(Dataset rows for apps and sites)
--------------------------------------------------
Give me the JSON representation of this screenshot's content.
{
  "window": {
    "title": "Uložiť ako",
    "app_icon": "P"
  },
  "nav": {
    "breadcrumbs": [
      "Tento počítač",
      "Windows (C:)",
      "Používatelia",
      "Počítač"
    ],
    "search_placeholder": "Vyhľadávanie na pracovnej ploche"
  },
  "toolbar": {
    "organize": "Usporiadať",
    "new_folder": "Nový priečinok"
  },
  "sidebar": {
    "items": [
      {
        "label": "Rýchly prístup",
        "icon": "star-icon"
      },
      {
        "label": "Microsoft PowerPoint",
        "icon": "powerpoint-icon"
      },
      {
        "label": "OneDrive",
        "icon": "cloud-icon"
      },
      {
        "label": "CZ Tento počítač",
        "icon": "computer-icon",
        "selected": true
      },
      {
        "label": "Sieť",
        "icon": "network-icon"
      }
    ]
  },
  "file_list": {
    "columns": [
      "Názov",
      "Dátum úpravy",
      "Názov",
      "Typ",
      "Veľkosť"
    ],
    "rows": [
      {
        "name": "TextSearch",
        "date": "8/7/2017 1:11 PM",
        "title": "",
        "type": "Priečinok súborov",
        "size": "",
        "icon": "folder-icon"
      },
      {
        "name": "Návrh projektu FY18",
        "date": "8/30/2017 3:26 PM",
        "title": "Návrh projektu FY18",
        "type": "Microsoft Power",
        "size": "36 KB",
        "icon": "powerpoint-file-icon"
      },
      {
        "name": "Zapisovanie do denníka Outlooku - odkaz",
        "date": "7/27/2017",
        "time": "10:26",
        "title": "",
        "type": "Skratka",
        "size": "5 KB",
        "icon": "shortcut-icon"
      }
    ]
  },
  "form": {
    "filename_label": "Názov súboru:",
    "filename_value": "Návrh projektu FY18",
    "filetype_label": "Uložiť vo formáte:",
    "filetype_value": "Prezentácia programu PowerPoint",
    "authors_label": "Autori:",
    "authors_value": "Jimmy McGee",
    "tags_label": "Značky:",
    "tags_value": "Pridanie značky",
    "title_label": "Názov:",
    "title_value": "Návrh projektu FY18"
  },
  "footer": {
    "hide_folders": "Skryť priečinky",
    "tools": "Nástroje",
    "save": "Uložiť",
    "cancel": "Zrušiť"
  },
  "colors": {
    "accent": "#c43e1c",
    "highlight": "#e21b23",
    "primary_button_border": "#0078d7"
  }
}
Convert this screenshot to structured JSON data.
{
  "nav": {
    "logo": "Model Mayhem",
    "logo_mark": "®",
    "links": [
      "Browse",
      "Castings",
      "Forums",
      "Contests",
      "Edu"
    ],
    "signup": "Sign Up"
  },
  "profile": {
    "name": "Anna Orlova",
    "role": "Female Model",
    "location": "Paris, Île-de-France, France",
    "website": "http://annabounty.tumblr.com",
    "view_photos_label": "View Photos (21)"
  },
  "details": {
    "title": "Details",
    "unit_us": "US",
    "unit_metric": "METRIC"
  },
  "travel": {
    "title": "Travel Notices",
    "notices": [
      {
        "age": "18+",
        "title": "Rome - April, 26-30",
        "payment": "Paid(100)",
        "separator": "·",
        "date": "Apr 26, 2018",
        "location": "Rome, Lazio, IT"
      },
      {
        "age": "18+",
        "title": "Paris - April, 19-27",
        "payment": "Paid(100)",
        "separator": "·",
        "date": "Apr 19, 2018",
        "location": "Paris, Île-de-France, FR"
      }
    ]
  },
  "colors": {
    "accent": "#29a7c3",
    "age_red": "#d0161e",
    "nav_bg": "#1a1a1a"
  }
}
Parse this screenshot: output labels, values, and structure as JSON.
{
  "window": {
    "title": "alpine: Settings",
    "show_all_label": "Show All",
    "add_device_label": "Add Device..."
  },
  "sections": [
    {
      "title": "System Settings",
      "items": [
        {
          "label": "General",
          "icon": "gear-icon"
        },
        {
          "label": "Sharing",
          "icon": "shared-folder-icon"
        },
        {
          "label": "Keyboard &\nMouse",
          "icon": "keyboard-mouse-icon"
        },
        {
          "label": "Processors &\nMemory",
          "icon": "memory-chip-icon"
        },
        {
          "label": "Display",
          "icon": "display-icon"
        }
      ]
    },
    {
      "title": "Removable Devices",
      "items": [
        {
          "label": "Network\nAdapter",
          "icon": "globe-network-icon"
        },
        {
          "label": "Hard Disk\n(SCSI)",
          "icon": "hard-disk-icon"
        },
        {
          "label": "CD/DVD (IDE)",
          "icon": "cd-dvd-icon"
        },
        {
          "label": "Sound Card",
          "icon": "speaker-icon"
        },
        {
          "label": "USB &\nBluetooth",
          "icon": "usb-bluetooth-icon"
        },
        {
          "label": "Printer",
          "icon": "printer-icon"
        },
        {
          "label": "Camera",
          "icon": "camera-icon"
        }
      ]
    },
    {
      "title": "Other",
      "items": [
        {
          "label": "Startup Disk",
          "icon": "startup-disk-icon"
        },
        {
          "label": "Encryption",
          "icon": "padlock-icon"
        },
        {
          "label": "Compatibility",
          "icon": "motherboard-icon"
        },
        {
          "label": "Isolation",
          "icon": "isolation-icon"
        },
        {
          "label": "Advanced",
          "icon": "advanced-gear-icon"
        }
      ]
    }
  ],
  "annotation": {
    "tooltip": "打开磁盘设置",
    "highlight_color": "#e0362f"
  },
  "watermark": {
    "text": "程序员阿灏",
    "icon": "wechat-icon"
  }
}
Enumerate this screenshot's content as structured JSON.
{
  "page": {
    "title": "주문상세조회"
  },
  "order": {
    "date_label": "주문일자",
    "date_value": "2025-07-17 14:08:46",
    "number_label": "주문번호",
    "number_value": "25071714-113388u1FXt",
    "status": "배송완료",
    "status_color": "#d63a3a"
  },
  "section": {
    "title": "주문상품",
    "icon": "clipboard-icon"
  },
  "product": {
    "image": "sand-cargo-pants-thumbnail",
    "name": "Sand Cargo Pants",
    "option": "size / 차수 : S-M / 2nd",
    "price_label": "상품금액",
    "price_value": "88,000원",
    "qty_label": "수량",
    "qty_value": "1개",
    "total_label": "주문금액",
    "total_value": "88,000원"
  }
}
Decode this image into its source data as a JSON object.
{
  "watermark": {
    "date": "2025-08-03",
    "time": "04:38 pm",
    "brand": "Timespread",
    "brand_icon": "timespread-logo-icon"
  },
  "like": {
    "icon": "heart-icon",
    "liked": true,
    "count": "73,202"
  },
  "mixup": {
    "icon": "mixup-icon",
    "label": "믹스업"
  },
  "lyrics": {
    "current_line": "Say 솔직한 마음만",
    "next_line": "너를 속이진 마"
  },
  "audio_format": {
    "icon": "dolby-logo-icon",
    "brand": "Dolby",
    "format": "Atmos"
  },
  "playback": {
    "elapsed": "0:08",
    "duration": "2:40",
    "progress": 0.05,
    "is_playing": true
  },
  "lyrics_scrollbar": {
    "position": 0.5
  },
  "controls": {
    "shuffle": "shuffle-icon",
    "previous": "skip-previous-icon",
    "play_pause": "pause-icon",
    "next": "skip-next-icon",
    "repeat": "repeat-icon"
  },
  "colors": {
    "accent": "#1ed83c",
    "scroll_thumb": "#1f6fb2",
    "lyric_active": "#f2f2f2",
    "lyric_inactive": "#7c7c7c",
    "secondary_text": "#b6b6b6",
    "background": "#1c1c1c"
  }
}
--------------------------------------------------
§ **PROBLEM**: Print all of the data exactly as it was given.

§ **SOLVED PROBLEM**:
Give me the JSON representation of this screenshot's content.
{
  "window": {
    "title": "Uložiť ako",
    "app_icon": "P"
  },
  "nav": {
    "breadcrumbs": [
      "Tento počítač",
      "Windows (C:)",
      "Používatelia",
      "Počítač"
    ],
    "search_placeholder": "Vyhľadávanie na pracovnej ploche"
  },
  "toolbar": {
    "organize": "Usporiadať",
    "new_folder": "Nový priečinok"
  },
  "sidebar": {
    "items": [
      {
        "label": "Rýchly prístup",
        "icon": "star-icon"
      },
      {
        "label": "Microsoft PowerPoint",
        "icon": "powerpoint-icon"
      },
      {
        "label": "OneDrive",
        "icon": "cloud-icon"
      },
      {
        "label": "CZ Tento počítač",
        "icon": "computer-icon",
        "selected": true
      },
      {
        "label": "Sieť",
        "icon": "network-icon"
      }
    ]
  },
  "file_list": {
    "columns": [
      "Názov",
      "Dátum úpravy",
      "Názov",
      "Typ",
      "Veľkosť"
    ],
    "rows": [
      {
        "name": "TextSearch",
        "date": "8/7/2017 1:11 PM",
        "title": "",
        "type": "Priečinok súborov",
        "size": "",
        "icon": "folder-icon"
      },
      {
        "name": "Návrh projektu FY18",
        "date": "8/30/2017 3:26 PM",
        "title": "Návrh projektu FY18",
        "type": "Microsoft Power",
        "size": "36 KB",
        "icon": "powerpoint-file-icon"
      },
      {
        "name": "Zapisovanie do denníka Outlooku - odkaz",
        "date": "7/27/2017",
        "time": "10:26",
        "title": "",
        "type": "Skratka",
        "size": "5 KB",
        "icon": "shortcut-icon"
      }
    ]
  },
  "form": {
    "filename_label": "Názov súboru:",
    "filename_value": "Návrh projektu FY18",
    "filetype_label": "Uložiť vo formáte:",
    "filetype_value": "Prezentácia programu PowerPoint",
    "authors_label": "Autori:",
    "authors_value": "Jimmy McGee",
    "tags_label": "Značky:",
    "tags_value": "Pridanie značky",
    "title_label": "Názov:",
    "title_value": "Návrh projektu FY18"
  },
  "footer": {
    "hide_folders": "Skryť priečinky",
    "tools": "Nástroje",
    "save": "Uložiť",
    "cancel": "Zrušiť"
  },
  "colors": {
    "accent": "#c43e1c",
    "highlight": "#e21b23",
    "primary_button_border": "#0078d7"
  }
}
Convert this screenshot to structured JSON data.
{
  "nav": {
    "logo": "Model Mayhem",
    "logo_mark": "®",
    "links": [
      "Browse",
      "Castings",
      "Forums",
      "Contests",
      "Edu"
    ],
    "signup": "Sign Up"
  },
  "profile": {
    "name": "Anna Orlova",
    "role": "Female Model",
    "location": "Paris, Île-de-France, France",
    "website": "http://annabounty.tumblr.com",
    "view_photos_label": "View Photos (21)"
  },
  "details": {
    "title": "Details",
    "unit_us": "US",
    "unit_metric": "METRIC"
  },
  "travel": {
    "title": "Travel Notices",
    "notices": [
      {
        "age": "18+",
        "title": "Rome - April, 26-30",
        "payment": "Paid(100)",
        "separator": "·",
        "date": "Apr 26, 2018",
        "location": "Rome, Lazio, IT"
      },
      {
        "age": "18+",
        "title": "Paris - April, 19-27",
        "payment": "Paid(100)",
        "separator": "·",
        "date": "Apr 19, 2018",
        "location": "Paris, Île-de-France, FR"
      }
    ]
  },
  "colors": {
    "accent": "#29a7c3",
    "age_red": "#d0161e",
    "nav_bg": "#1a1a1a"
  }
}
Parse this screenshot: output labels, values, and structure as JSON.
{
  "window": {
    "title": "alpine: Settings",
    "show_all_label": "Show All",
    "add_device_label": "Add Device..."
  },
  "sections": [
    {
      "title": "System Settings",
      "items": [
        {
          "label": "General",
          "icon": "gear-icon"
        },
        {
          "label": "Sharing",
          "icon": "shared-folder-icon"
        },
        {
          "label": "Keyboard &\nMouse",
          "icon": "keyboard-mouse-icon"
        },
        {
          "label": "Processors &\nMemory",
          "icon": "memory-chip-icon"
        },
        {
          "label": "Display",
          "icon": "display-icon"
        }
      ]
    },
    {
      "title": "Removable Devices",
      "items": [
        {
          "label": "Network\nAdapter",
          "icon": "globe-network-icon"
        },
        {
          "label": "Hard Disk\n(SCSI)",
          "icon": "hard-disk-icon"
        },
        {
          "label": "CD/DVD (IDE)",
          "icon": "cd-dvd-icon"
        },
        {
          "label": "Sound Card",
          "icon": "speaker-icon"
        },
        {
          "label": "USB &\nBluetooth",
          "icon": "usb-bluetooth-icon"
        },
        {
          "label": "Printer",
          "icon": "printer-icon"
        },
        {
          "label": "Camera",
          "icon": "camera-icon"
        }
      ]
    },
    {
      "title": "Other",
      "items": [
        {
          "label": "Startup Disk",
          "icon": "startup-disk-icon"
        },
        {
          "label": "Encryption",
          "icon": "padlock-icon"
        },
        {
          "label": "Compatibility",
          "icon": "motherboard-icon"
        },
        {
          "label": "Isolation",
          "icon": "isolation-icon"
        },
        {
          "label": "Advanced",
          "icon": "advanced-gear-icon"
        }
      ]
    }
  ],
  "annotation": {
    "tooltip": "打开磁盘设置",
    "highlight_color": "#e0362f"
  },
  "watermark": {
    "text": "程序员阿灏",
    "icon": "wechat-icon"
  }
}
Enumerate this screenshot's content as structured JSON.
{
  "page": {
    "title": "주문상세조회"
  },
  "order": {
    "date_label": "주문일자",
    "date_value": "2025-07-17 14:08:46",
    "number_label": "주문번호",
    "number_value": "25071714-113388u1FXt",
    "status": "배송완료",
    "status_color": "#d63a3a"
  },
  "section": {
    "title": "주문상품",
    "icon": "clipboard-icon"
  },
  "product": {
    "image": "sand-cargo-pants-thumbnail",
    "name": "Sand Cargo Pants",
    "option": "size / 차수 : S-M / 2nd",
    "price_label": "상품금액",
    "price_value": "88,000원",
    "qty_label": "수량",
    "qty_value": "1개",
    "total_label": "주문금액",
    "total_value": "88,000원"
  }
}
Decode this image into its source data as a JSON object.
{
  "watermark": {
    "date": "2025-08-03",
    "time": "04:38 pm",
    "brand": "Timespread",
    "brand_icon": "timespread-logo-icon"
  },
  "like": {
    "icon": "heart-icon",
    "liked": true,
    "count": "73,202"
  },
  "mixup": {
    "icon": "mixup-icon",
    "label": "믹스업"
  },
  "lyrics": {
    "current_line": "Say 솔직한 마음만",
    "next_line": "너를 속이진 마"
  },
  "audio_format": {
    "icon": "dolby-logo-icon",
    "brand": "Dolby",
    "format": "Atmos"
  },
  "playback": {
    "elapsed": "0:08",
    "duration": "2:40",
    "progress": 0.05,
    "is_playing": true
  },
  "lyrics_scrollbar": {
    "position": 0.5
  },
  "controls": {
    "shuffle": "shuffle-icon",
    "previous": "skip-previous-icon",
    "play_pause": "pause-icon",
    "next": "skip-next-icon",
    "repeat": "repeat-icon"
  },
  "colors": {
    "accent": "#1ed83c",
    "scroll_thumb": "#1f6fb2",
    "lyric_active": "#f2f2f2",
    "lyric_inactive": "#7c7c7c",
    "secondary_text": "#b6b6b6",
    "background": "#1c1c1c"
  }
}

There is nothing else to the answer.